I’ll be honest: In the days following the federal election, the mood at the Dogwood office was pretty somber. Although we were proud of our accomplishments in B.C., we knew our game plan needed to shift in light of the Conservative majority.
After several years of working to get the opposition parties to support a ban on oil tankers on B.C.’s north coast, we were going to have to focus more on other parts of our campaign for now. Thankfully, we’ve always pursued several avenues to stopping the Enbridge Northern Gateway pipeline – and we didn’t have to wait long for something to boost our spirits. Just one week after the election, there was an outstanding showing of First Nations solidarity at Enbridge’s annual general meeting.
Led by the Yinka Dene Alliance, the First Nations not only attended the general meeting, but also had a private sit-down with Enbridge’s board and CEO.
“We told Enbridge’s board and CEO – right to their faces – that we’re not here to negotiate a better deal,” said Chief Jackie Thomas of B.C.’s Saik’uz Nation.
And the people in the boardroom weren’t the only ones listening. The media coverage that followed the First Nations visit to Calgary drew attention to the tremendous power they hold.
In the National Post, financial columnist Claudia Cattaneo wrote that the First Nations’ message requires full consideration: “The cost of moving against a united and powerful aboriginal front that is getting angrier by the day is considerable: lengthy litigation regardless of whether the project receives regulatory approval (there are no treaties in much of B.C., opening a decision to a legal challenge), damage to the corporate reputation from disrespecting the wishes of B.C.’s matriarchal communities, vulnerability to sabotage during and after construction, and continuing demonstrations.”
Cattaneo also pointed out that with more oil spills being reported all the time, fear of “oil contamination of water, wildlife and way of life, is hardly unfounded.” She goes on to praise Enbridge for going above and beyond corporate norms to try to get First Nations support (by offering several financial incentives), but makes the astute observation that what Enbridge “has failed to recognize is that this group, led by many female chiefs, has different values.”
In other words, they can’t be bought.
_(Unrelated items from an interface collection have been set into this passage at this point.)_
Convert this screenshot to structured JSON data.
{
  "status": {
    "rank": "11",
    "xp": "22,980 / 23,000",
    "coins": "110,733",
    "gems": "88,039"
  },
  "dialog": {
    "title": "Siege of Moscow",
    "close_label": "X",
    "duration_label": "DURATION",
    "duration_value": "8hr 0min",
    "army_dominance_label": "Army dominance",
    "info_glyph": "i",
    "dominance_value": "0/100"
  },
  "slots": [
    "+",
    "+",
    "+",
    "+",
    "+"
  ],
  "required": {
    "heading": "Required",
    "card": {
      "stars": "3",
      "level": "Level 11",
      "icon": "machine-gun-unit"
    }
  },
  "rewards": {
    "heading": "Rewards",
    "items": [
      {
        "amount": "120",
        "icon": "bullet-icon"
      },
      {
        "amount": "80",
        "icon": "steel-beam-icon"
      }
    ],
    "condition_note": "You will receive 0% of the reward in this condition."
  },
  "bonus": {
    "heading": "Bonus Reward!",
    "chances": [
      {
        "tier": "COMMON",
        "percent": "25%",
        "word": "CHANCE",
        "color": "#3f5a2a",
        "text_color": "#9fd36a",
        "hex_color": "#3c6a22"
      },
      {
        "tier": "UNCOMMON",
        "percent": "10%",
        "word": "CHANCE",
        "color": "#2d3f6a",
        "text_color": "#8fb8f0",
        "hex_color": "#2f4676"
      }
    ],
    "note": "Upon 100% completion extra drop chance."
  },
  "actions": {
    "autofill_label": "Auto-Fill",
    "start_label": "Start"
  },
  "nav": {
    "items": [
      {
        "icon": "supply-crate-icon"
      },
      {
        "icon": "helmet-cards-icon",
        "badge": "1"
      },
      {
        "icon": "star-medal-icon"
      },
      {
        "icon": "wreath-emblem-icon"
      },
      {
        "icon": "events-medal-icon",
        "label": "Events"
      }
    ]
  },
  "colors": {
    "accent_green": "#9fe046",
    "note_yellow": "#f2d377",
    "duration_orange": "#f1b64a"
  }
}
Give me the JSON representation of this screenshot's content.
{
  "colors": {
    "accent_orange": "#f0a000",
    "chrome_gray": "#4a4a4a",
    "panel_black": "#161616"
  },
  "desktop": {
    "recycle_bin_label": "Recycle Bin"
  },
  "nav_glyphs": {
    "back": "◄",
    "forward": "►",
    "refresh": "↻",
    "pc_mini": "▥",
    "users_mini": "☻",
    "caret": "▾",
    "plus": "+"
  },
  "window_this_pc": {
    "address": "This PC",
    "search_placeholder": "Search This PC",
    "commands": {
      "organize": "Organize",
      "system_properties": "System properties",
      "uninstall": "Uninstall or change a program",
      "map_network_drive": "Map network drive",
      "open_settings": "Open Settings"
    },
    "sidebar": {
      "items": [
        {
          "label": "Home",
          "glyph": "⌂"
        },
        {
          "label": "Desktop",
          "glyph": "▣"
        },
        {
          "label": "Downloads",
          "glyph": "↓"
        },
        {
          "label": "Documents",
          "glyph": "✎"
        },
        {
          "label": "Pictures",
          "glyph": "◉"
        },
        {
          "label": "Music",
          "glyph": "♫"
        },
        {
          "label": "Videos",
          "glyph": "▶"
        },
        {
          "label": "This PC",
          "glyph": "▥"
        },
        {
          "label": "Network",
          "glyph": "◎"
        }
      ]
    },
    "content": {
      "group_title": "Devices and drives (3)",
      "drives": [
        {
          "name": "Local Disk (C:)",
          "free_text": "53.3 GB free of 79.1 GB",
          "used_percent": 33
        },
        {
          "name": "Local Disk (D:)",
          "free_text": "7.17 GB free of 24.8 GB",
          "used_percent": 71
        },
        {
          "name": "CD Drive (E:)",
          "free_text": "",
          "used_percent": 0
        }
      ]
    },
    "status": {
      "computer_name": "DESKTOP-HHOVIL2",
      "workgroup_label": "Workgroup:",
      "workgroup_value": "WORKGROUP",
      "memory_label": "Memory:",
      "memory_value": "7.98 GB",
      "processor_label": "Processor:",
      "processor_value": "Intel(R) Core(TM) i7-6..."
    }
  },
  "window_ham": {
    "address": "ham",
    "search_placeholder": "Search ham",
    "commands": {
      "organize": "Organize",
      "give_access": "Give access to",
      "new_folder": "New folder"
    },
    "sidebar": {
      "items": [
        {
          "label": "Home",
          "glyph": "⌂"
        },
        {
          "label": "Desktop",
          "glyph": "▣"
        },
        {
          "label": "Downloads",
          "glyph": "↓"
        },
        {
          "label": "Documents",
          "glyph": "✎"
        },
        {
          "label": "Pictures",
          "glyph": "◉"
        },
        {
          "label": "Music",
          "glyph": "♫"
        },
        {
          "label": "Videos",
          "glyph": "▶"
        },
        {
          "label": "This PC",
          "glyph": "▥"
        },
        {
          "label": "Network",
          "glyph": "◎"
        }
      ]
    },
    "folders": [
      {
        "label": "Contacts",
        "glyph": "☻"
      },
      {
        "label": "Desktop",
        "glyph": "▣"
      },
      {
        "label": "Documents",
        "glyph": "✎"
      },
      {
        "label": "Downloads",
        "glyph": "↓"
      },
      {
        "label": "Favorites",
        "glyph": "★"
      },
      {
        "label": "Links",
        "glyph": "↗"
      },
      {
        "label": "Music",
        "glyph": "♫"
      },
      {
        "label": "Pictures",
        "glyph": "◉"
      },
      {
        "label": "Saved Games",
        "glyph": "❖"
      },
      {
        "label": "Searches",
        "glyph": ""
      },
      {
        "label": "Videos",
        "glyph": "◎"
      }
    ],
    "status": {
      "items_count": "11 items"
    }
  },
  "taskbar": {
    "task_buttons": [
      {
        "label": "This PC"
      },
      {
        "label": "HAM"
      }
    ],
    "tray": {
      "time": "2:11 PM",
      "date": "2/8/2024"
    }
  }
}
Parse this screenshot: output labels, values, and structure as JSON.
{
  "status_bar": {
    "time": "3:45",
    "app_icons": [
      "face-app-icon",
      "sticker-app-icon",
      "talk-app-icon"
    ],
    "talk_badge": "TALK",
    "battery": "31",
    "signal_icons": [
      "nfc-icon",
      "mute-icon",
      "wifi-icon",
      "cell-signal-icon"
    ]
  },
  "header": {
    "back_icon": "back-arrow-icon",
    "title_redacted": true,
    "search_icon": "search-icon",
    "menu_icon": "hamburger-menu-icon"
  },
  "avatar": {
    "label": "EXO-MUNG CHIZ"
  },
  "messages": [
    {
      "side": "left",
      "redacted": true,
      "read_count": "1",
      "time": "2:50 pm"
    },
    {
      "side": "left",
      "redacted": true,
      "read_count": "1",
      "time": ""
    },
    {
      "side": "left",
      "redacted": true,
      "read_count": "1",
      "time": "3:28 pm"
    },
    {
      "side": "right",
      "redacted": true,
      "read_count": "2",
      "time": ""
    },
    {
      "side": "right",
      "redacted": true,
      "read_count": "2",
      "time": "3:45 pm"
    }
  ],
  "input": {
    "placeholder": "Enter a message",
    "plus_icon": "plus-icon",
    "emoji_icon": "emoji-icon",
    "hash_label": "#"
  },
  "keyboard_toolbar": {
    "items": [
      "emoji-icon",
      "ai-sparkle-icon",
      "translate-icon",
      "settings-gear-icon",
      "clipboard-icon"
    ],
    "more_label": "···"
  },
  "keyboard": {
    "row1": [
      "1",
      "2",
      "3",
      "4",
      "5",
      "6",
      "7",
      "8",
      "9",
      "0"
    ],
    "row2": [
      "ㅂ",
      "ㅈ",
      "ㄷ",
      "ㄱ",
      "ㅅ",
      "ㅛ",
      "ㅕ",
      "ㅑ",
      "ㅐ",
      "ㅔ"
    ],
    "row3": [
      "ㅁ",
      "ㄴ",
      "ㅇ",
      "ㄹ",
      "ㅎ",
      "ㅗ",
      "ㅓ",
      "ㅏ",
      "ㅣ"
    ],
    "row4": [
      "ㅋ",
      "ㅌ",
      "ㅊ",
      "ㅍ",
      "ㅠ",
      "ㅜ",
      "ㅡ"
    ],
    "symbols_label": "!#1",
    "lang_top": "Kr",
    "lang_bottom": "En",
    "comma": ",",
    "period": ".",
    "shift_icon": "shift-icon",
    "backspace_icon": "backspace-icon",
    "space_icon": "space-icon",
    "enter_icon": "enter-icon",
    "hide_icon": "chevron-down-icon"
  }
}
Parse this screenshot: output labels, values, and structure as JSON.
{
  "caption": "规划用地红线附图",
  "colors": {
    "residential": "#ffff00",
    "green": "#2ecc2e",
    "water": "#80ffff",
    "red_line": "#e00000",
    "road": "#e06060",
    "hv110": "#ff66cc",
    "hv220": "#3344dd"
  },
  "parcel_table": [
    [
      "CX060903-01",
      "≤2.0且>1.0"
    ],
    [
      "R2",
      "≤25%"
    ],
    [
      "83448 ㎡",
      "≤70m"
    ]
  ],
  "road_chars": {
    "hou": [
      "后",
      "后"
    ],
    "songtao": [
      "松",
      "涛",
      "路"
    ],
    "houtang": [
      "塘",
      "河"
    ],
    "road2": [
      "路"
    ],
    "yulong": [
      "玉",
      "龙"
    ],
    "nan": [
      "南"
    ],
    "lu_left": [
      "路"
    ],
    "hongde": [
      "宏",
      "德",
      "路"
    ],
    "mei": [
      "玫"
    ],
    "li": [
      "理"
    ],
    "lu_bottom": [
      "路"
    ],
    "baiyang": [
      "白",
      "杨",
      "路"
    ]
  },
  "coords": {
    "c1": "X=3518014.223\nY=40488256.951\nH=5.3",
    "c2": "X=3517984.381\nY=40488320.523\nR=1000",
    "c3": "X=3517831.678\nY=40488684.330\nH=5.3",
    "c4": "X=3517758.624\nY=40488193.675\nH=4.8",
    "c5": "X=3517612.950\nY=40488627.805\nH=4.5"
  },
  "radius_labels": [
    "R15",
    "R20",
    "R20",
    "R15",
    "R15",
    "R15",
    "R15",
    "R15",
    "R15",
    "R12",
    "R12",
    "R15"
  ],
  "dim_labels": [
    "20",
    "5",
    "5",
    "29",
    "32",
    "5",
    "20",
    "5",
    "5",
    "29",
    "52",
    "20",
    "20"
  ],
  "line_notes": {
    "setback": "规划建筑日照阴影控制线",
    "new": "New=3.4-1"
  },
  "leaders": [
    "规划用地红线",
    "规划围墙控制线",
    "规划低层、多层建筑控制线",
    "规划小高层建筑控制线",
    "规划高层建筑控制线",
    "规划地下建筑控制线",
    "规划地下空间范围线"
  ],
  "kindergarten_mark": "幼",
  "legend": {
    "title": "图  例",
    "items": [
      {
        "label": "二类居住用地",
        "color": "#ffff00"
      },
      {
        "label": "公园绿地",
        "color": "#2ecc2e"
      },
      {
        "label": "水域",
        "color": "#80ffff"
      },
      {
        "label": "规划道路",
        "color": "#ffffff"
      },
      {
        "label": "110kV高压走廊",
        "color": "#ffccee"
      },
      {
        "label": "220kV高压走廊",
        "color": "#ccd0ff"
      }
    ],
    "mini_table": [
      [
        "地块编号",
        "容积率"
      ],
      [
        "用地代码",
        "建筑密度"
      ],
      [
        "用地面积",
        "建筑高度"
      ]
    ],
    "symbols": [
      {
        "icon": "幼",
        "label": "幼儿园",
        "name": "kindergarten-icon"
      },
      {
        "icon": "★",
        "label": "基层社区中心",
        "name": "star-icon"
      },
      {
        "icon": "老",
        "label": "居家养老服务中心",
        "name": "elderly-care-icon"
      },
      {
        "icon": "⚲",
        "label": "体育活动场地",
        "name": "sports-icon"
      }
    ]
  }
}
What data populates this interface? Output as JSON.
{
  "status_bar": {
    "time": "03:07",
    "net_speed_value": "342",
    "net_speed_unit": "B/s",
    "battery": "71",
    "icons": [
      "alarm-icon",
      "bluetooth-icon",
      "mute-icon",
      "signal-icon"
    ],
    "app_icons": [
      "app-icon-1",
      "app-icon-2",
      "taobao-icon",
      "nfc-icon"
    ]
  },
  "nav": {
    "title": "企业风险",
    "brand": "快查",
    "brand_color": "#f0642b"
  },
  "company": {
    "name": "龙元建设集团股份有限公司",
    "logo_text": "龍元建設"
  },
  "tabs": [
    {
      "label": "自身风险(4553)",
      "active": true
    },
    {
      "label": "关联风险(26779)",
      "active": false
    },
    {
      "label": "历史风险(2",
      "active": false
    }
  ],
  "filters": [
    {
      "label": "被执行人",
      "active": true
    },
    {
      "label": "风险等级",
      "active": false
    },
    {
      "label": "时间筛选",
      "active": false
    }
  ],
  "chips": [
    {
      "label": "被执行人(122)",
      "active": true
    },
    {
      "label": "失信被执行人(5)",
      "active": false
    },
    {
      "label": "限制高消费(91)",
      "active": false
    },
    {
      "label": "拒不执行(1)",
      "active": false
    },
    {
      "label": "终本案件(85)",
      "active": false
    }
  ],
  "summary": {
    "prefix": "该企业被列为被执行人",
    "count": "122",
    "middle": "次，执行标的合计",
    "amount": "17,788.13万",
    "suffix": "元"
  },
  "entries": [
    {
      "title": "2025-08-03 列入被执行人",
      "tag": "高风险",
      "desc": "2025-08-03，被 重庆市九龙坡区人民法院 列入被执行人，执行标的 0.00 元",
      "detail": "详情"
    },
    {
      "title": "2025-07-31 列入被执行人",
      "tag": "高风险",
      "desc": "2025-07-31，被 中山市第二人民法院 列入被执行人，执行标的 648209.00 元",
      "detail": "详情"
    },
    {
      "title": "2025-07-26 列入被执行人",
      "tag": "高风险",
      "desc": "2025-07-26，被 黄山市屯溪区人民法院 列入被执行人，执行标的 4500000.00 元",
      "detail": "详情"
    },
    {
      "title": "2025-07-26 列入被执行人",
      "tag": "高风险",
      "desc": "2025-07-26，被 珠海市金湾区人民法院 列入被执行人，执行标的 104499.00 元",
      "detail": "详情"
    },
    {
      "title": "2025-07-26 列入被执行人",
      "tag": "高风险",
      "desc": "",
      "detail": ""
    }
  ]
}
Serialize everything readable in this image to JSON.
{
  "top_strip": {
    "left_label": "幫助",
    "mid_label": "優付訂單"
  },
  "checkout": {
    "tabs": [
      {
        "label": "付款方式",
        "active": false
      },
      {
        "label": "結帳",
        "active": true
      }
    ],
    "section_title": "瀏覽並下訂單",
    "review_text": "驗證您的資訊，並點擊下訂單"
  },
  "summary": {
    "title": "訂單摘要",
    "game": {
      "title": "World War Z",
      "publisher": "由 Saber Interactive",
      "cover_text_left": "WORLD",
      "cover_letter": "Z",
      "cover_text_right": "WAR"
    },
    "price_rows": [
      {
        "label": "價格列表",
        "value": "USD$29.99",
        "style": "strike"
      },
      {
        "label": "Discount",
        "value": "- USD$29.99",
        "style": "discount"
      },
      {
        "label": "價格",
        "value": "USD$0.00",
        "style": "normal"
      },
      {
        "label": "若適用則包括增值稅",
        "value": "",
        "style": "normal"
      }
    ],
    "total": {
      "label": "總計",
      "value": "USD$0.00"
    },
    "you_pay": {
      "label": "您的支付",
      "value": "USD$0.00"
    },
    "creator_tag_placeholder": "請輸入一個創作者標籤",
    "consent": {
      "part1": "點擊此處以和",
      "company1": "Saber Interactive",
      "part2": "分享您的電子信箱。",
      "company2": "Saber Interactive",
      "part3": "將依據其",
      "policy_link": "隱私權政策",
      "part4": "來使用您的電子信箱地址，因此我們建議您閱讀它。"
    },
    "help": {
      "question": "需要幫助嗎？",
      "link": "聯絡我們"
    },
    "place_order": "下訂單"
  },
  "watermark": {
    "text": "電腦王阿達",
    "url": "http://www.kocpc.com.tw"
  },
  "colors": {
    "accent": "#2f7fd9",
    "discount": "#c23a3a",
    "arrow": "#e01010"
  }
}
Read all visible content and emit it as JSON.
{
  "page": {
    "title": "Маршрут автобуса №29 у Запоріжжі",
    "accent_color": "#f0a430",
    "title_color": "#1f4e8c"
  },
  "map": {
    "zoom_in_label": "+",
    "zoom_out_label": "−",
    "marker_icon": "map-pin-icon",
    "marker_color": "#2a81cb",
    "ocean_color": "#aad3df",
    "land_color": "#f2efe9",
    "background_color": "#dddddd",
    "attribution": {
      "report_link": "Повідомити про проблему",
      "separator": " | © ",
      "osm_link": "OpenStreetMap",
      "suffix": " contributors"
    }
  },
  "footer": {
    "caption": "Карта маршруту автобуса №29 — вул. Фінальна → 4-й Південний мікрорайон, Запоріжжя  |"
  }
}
When the business pundits at the National Post are taking notice, you know you’re onto something.
Just a few days later, the Globe and Mail reported that Jim Prentice, former federal minister of Indian Affairs and Northern Development, was giving a speech at the hotel across the street from the First Nations protest. Afterward, he warned that First Nations opponents wield substantial clout over projects such as Enbridge’ proposed Northern Gateway pipeline.
“And so the reality on the ground is that the constitutional and legal position of the first nations is very strong,” Prentice said.
Globe reporters Carrie Tait and Nathan VanderKlippe summed it up well, writing: “Mr. Prentice and various experts back what first nations in British Columbia have long argued: That the future of Northern Gateway and other industrial projects hinges on much more than regulatory approvals. They must secure first nations support for projects, which Enbridge’s promise of some $1-billion in native benefits has failed to do. Instead, it has strengthened already fierce opposition.”
Likewise, a Conservative majority government and comments from Prime Minister Stephen Harper that are offside with the majority of British Columbians only strengthen the resolve and growing opposition to the Enbridge pipeline and tanker proposal in B.C.
Conservative politicians certainly can’t take the inevitability of this project for granted when financial analysts are saying First Nations opposition could kill the project. Robert Johnson, a Washington-based energy expert for Eurasia Group, said last week that his level of confidence about the project has “gone down quite a bit” because “Native land claims scare the hell out of investors.”
Those are strong words coming from someone who works for a firm that claims to be the “world’s leading global political risk research and consulting firm.”
While all of these comments are encouraging, Enbridge is still gunning to trample First Nations’ constitutional rights and to ignore the 75 per cent of British Columbians who don’t want this project. This battle is far from over and we will continue to stand in solidarity with First Nations and British Columbians who do not want to be a thoroughfare for Alberta’s oil.
Image credit: Josh Paterson, West Coast Environmental Law